For the most part, deciduous shrubs just need a light pruning in the spring to get the growing season off to a good start. Prune back any branches that have died over winter; branches with no buds or leaves on them. If you’re not sure, just scratch the bark off the branch with your nail and if there is no green underneath that branch is no longer viable. When pruning, always make sure to prune back the branch to the closest joint with another branch.
There are some shrubs however, such as Lilacs and Mockoranges, that should only be pruned after they bloom in the spring. If they are pruned in late fall or early spring, you will risk losing the flowers for the year as they bloom on the new growth only.
Evergreens can be left alone during this time of year.

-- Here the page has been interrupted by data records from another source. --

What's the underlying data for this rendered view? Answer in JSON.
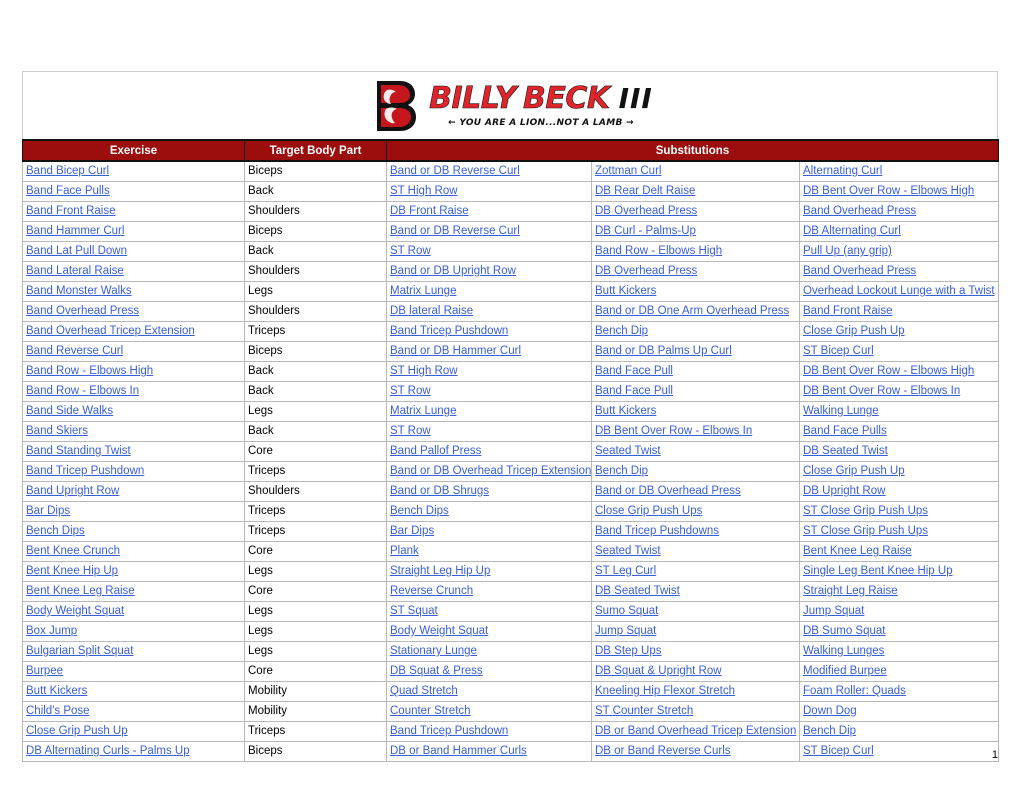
{
  "logo": {
    "brand_first": "BILLY",
    "brand_second": "BECK",
    "brand_suffix": "III",
    "tagline": "← YOU ARE A LION...NOT A LAMB →",
    "mark_letter": "B",
    "accent_color": "#e0242b",
    "dark_color": "#111111"
  },
  "table": {
    "header_bg": "#9c0d0d",
    "link_color": "#3b5fd6",
    "columns": [
      {
        "key": "exercise",
        "label": "Exercise"
      },
      {
        "key": "target",
        "label": "Target Body Part"
      },
      {
        "key": "subs",
        "label": "Substitutions"
      }
    ],
    "rows": [
      {
        "exercise": "Band Bicep Curl",
        "target": "Biceps",
        "subs": [
          "Band or DB Reverse Curl",
          "Zottman Curl",
          "Alternating Curl"
        ]
      },
      {
        "exercise": "Band Face Pulls",
        "target": "Back",
        "subs": [
          "ST High Row",
          "DB Rear Delt Raise",
          "DB Bent Over Row - Elbows High"
        ]
      },
      {
        "exercise": "Band Front Raise",
        "target": "Shoulders",
        "subs": [
          "DB Front Raise",
          "DB Overhead Press",
          "Band Overhead Press"
        ]
      },
      {
        "exercise": "Band Hammer Curl",
        "target": "Biceps",
        "subs": [
          "Band or DB Reverse Curl",
          "DB Curl - Palms-Up",
          "DB Alternating Curl"
        ]
      },
      {
        "exercise": "Band Lat Pull Down",
        "target": "Back",
        "subs": [
          "ST Row",
          "Band Row - Elbows High",
          "Pull Up (any grip)"
        ]
      },
      {
        "exercise": "Band Lateral Raise ",
        "target": "Shoulders",
        "subs": [
          "Band or DB Upright Row",
          "DB Overhead Press",
          "Band Overhead Press"
        ]
      },
      {
        "exercise": "Band Monster Walks",
        "target": "Legs",
        "subs": [
          "Matrix Lunge",
          "Butt Kickers",
          "Overhead Lockout Lunge with a Twist"
        ]
      },
      {
        "exercise": "Band Overhead Press",
        "target": "Shoulders",
        "subs": [
          "DB lateral Raise",
          "Band or DB One Arm Overhead Press",
          "Band Front Raise"
        ]
      },
      {
        "exercise": "Band Overhead Tricep Extension",
        "target": "Triceps",
        "subs": [
          "Band Tricep Pushdown",
          "Bench Dip",
          "Close Grip Push Up"
        ]
      },
      {
        "exercise": "Band Reverse Curl",
        "target": "Biceps",
        "subs": [
          "Band or DB Hammer Curl",
          "Band or DB Palms Up Curl",
          "ST Bicep Curl"
        ]
      },
      {
        "exercise": "Band Row - Elbows High",
        "target": "Back",
        "subs": [
          "ST High Row",
          "Band Face Pull",
          "DB Bent Over Row - Elbows High"
        ]
      },
      {
        "exercise": "Band Row - Elbows In",
        "target": "Back",
        "subs": [
          "ST Row",
          "Band Face Pull",
          "DB Bent Over Row - Elbows In"
        ]
      },
      {
        "exercise": "Band Side Walks",
        "target": "Legs",
        "subs": [
          "Matrix Lunge",
          "Butt Kickers",
          "Walking Lunge"
        ]
      },
      {
        "exercise": "Band Skiers",
        "target": "Back",
        "subs": [
          "ST Row",
          "DB Bent Over Row - Elbows In",
          "Band Face Pulls"
        ]
      },
      {
        "exercise": "Band Standing Twist",
        "target": "Core",
        "subs": [
          "Band Pallof Press",
          "Seated Twist",
          "DB Seated Twist"
        ]
      },
      {
        "exercise": "Band Tricep Pushdown",
        "target": "Triceps",
        "subs": [
          "Band or DB Overhead Tricep Extension",
          "Bench Dip",
          "Close Grip Push Up"
        ]
      },
      {
        "exercise": "Band Upright Row",
        "target": "Shoulders",
        "subs": [
          "Band or DB Shrugs",
          "Band or DB Overhead Press",
          "DB Upright Row"
        ]
      },
      {
        "exercise": "Bar Dips",
        "target": "Triceps",
        "subs": [
          "Bench Dips",
          "Close Grip Push Ups",
          "ST Close Grip Push Ups"
        ]
      },
      {
        "exercise": "Bench Dips",
        "target": "Triceps",
        "subs": [
          "Bar Dips",
          "Band Tricep Pushdowns",
          "ST Close Grip Push Ups"
        ]
      },
      {
        "exercise": "Bent Knee Crunch",
        "target": "Core",
        "subs": [
          "Plank",
          "Seated Twist",
          "Bent Knee Leg Raise"
        ]
      },
      {
        "exercise": "Bent Knee Hip Up",
        "target": "Legs",
        "subs": [
          "Straight Leg Hip Up",
          "ST Leg Curl",
          "Single Leg Bent Knee Hip Up"
        ]
      },
      {
        "exercise": "Bent Knee Leg Raise",
        "target": "Core",
        "subs": [
          "Reverse Crunch",
          "DB Seated Twist",
          "Straight Leg Raise"
        ]
      },
      {
        "exercise": "Body Weight Squat",
        "target": "Legs",
        "subs": [
          "ST Squat",
          "Sumo Squat",
          "Jump Squat"
        ]
      },
      {
        "exercise": "Box Jump",
        "target": "Legs",
        "subs": [
          "Body Weight Squat",
          "Jump Squat",
          "DB Sumo Squat"
        ]
      },
      {
        "exercise": "Bulgarian Split Squat",
        "target": "Legs",
        "subs": [
          "Stationary Lunge",
          "DB Step Ups",
          "Walking Lunges"
        ]
      },
      {
        "exercise": "Burpee",
        "target": "Core",
        "subs": [
          "DB Squat & Press",
          "DB Squat & Upright Row",
          "Modified Burpee"
        ]
      },
      {
        "exercise": "Butt Kickers",
        "target": "Mobility",
        "subs": [
          "Quad Stretch",
          "Kneeling Hip Flexor Stretch",
          "Foam Roller: Quads"
        ]
      },
      {
        "exercise": "Child's Pose",
        "target": "Mobility",
        "subs": [
          "Counter Stretch",
          "ST Counter Stretch",
          "Down Dog"
        ]
      },
      {
        "exercise": "Close Grip Push Up",
        "target": "Triceps",
        "subs": [
          "Band Tricep Pushdown",
          "DB or Band Overhead Tricep Extension",
          "Bench Dip"
        ]
      },
      {
        "exercise": "DB Alternating Curls - Palms Up",
        "target": "Biceps",
        "subs": [
          "DB or Band Hammer Curls",
          "DB or Band Reverse Curls",
          "ST Bicep Curl"
        ]
      }
    ]
  },
  "footer": {
    "page_number": "1"
  }
}
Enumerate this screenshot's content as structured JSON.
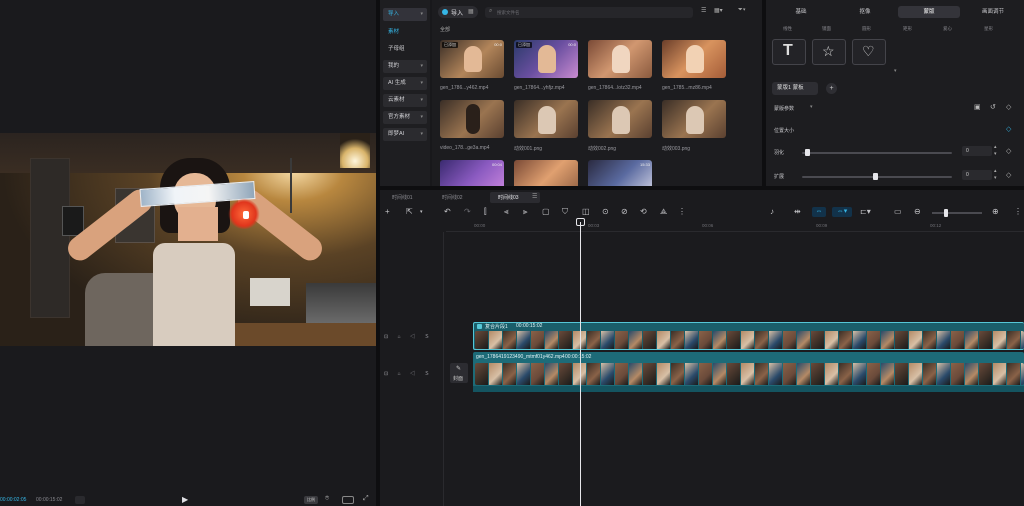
{
  "player": {
    "current_time": "00:00:02:05",
    "total_time": "00:00:15:02",
    "play_icon": "play-icon",
    "ratio_label": "比例",
    "controls": [
      "fullscreen-icon",
      "screenshot-icon",
      "ratio-icon"
    ]
  },
  "media_sidebar": {
    "items": [
      {
        "label": "导入",
        "active": true
      },
      {
        "label": "素材",
        "active": false
      },
      {
        "label": "子母组",
        "active": false
      },
      {
        "label": "我的",
        "dropdown": true
      },
      {
        "label": "AI 生成",
        "dropdown": true
      },
      {
        "label": "云素材",
        "dropdown": true
      },
      {
        "label": "官方素材",
        "dropdown": true
      },
      {
        "label": "即梦AI",
        "dropdown": true
      }
    ]
  },
  "media": {
    "import_label": "导入",
    "search_placeholder": "搜索文件名",
    "section_label": "全部",
    "items": [
      {
        "label": "gen_1786...y462.mp4",
        "badge": "已添加",
        "duration": "00:0"
      },
      {
        "label": "gen_17864...yhfjz.mp4",
        "badge": "已添加",
        "duration": "00:0"
      },
      {
        "label": "gen_17864...lotz32.mp4",
        "badge": "",
        "duration": ""
      },
      {
        "label": "gen_1785...mz86.mp4",
        "badge": "",
        "duration": ""
      },
      {
        "label": "video_178...ge3a.mp4",
        "badge": "",
        "duration": ""
      },
      {
        "label": "动效001.png",
        "badge": "",
        "duration": ""
      },
      {
        "label": "动效002.png",
        "badge": "",
        "duration": ""
      },
      {
        "label": "动效003.png",
        "badge": "",
        "duration": ""
      },
      {
        "label": "",
        "badge": "",
        "duration": "00:04"
      },
      {
        "label": "",
        "badge": "",
        "duration": ""
      },
      {
        "label": "",
        "badge": "",
        "duration": "15:33"
      }
    ]
  },
  "props": {
    "tabs": [
      "基础",
      "抠像",
      "蒙版",
      "画面调节"
    ],
    "active_tab": "蒙版",
    "subtabs": [
      "线性",
      "镜面",
      "圆形",
      "矩形",
      "爱心",
      "星形"
    ],
    "mask_chip": "蒙版1 蒙板",
    "add_label": "+",
    "mask_params_label": "蒙版参数",
    "position_size_label": "位置大小",
    "feather_label": "羽化",
    "feather_value": "0",
    "expand_label": "扩展",
    "expand_value": "0",
    "feather_level": 0.02,
    "expand_level": 0.47
  },
  "timeline": {
    "tabs": [
      "时间线01",
      "时间线02",
      "时间线03"
    ],
    "active_tab": "时间线03",
    "ruler": [
      "00:00",
      "00:03",
      "00:06",
      "00:09",
      "00:12"
    ],
    "track1_clip": {
      "name": "复合片段1",
      "duration": "00:00:15:02"
    },
    "track2_clip": {
      "name": "gen_1786419123490_mtmf01y462.mp4",
      "duration": "00:00:15:02"
    },
    "cover_label": "封面",
    "colors": {
      "clip_border": "#56c6d6",
      "clip_bg": "#1d6b78",
      "playhead": "#e6e6ea"
    }
  }
}
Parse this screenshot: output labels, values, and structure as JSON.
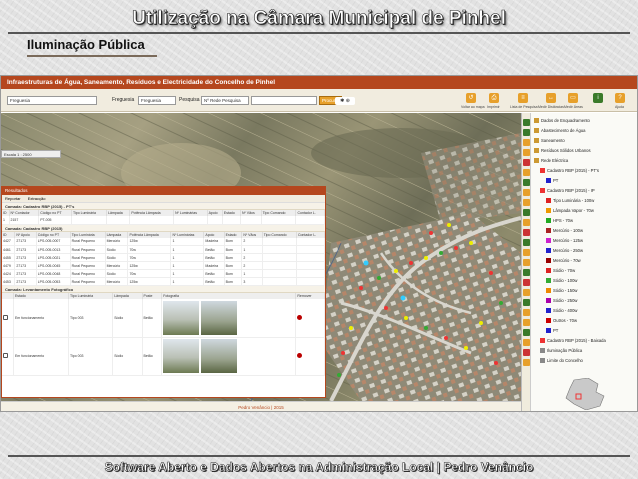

Besides some watering if the season is dry, they shouldn't be touched until late June. From May until late June is their prime growing season and this is when you'll see new growth start to emerge. You can spot the new growth on evergreens easily as, in most cases, it will be a slightly brighter colour of green (or blue) that will fade to match the remainder of the shrub or tree in time. Evergreens can be pruned or shaped once the growth has slowed.
By starting the season out right, your garden will thank you with a brilliant display of flowers, texture and colour throughout the summer and into fall!